Unconsidered and Undervalued: children’s book illustration
Just recently here at Letterpress we’ve been taking time to dust and reorganise the extensive illustrated children’s book collection. We’ve tried to build collections of established and emerging authors and illustrators who we believe are great artists; illustrators whose work will endure and delight the people we bequeath the books to when we eventually die and leave them this library to deal with.
Now, at this point it’s worth saying that I know there are other people out there who cherish these books in the way we do and give them respect and deep affection; and I also know there are specialist children’s bookshops (new and second hand) who fly the flag. But the truth is that it’s a comparatively small community. For the vast majority of people these are ‘just children’s books’ and become clutter to be disposed of when they consider their children have outgrown them. That they may have intrinsic, artistic and aesthetic value in their own right rarely seems to occur to them.
Charity shops often toss these books into some inaccessible corner, or most irritating of all, into a round basket that makes them almost impossible to look at and mutilates their edges. Many second hand bookshops have only tiny selections of children’s books and usually only older late 19th or early 20th century editions that can be labelled ‘old and interesting’. Those that do keep modern illustrated children’s books as potentially collectible items of desire tend to focus on a small number of artists – Edward Ardizonne, Quentin Blake or Michael Foreman for example and, more recently, Axel Scheffler’s work with Julia Donaldson.
The truth is that there are some very special and talented artists who work in the field of children’s book illustration and their books can be seen as remarkable works of art. People pay extravagant amounts of money for high end art publications or for reproductions of famous artworks and yet they pass up the possibility of getting their hands on original first edition copies of superb art in the form of these children’s books for less than £20 in most cases – even less if you seek out the copies that have made their way onto the second hand market. You can also get examples of these children’s illustrated books signed by the author and artist for very little more than the original cover price.
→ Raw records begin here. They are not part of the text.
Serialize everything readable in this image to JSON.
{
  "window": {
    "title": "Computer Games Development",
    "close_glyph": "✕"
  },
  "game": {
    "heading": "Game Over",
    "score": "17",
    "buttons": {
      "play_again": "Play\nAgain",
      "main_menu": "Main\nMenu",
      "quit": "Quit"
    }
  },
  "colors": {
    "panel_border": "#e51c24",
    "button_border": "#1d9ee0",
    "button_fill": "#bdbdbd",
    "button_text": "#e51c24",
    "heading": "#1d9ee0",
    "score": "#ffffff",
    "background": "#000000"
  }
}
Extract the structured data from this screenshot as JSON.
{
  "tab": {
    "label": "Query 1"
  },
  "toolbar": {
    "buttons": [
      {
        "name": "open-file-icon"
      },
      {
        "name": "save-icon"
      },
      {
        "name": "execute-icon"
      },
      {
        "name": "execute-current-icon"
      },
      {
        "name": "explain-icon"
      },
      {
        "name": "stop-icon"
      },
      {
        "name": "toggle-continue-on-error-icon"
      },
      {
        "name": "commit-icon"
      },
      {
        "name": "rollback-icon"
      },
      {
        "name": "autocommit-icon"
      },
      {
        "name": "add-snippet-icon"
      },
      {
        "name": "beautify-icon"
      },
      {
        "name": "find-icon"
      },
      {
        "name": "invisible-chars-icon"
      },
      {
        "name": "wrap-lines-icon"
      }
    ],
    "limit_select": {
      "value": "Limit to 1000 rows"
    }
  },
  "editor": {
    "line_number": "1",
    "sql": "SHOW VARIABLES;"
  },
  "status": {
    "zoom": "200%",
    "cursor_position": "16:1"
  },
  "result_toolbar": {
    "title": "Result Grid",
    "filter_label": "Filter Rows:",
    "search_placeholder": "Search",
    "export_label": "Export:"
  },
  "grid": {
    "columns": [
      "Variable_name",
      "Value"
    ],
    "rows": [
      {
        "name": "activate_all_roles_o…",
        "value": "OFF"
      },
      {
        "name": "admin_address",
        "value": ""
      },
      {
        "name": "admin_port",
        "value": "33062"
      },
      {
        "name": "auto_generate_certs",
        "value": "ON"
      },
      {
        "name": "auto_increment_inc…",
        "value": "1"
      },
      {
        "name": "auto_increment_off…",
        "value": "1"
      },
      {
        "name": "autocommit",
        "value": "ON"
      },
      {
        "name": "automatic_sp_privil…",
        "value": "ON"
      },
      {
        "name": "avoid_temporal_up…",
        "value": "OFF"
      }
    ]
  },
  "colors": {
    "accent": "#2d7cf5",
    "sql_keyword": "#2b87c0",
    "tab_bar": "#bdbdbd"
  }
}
For those of you looking to build your own collections there are some names we think you should look out for. More established ‘traditional’ illustrators might include the likes of Brian Wildsmith, Shirley Hughes, Raymond Briggs, Charles Keeping, Emma Chichester-Clarke, David McKee – all artists we come across regularly when we’re out hunting the charity and second hand shops.
Of the more contemporary artists keep an eye open for Lauren Child, Chris Riddell, Posy Simmonds and Shaun Tan who we rate highly and think are well worth exploring.
You also have the chance of exploring the way different artists have interpreted your favourite classic stories. Every new generation of book illustrators seems to be drawn to producing their own version of books like Alice in Wonderland, The Wizard of Oz, The Secret Garden or Wind in the Willows and their very different styles and approaches can add a fascinating extra dimension to the originals.
There are also some fantastic contemporary artists whose work in book illustration is only one aspect of their wider work – Jane Ray, Jackie Morris, Beatrice Alemagna, Brian Selznick to name just a handful of our favourites.
The examples I’ve given above barely scratch the surface of what’s out there to explore. The world of children’s book illustration has never been richer in invention than it currently is and it is a really wonderful time to step in and begin building a collection that will delight you – and others – for years to come.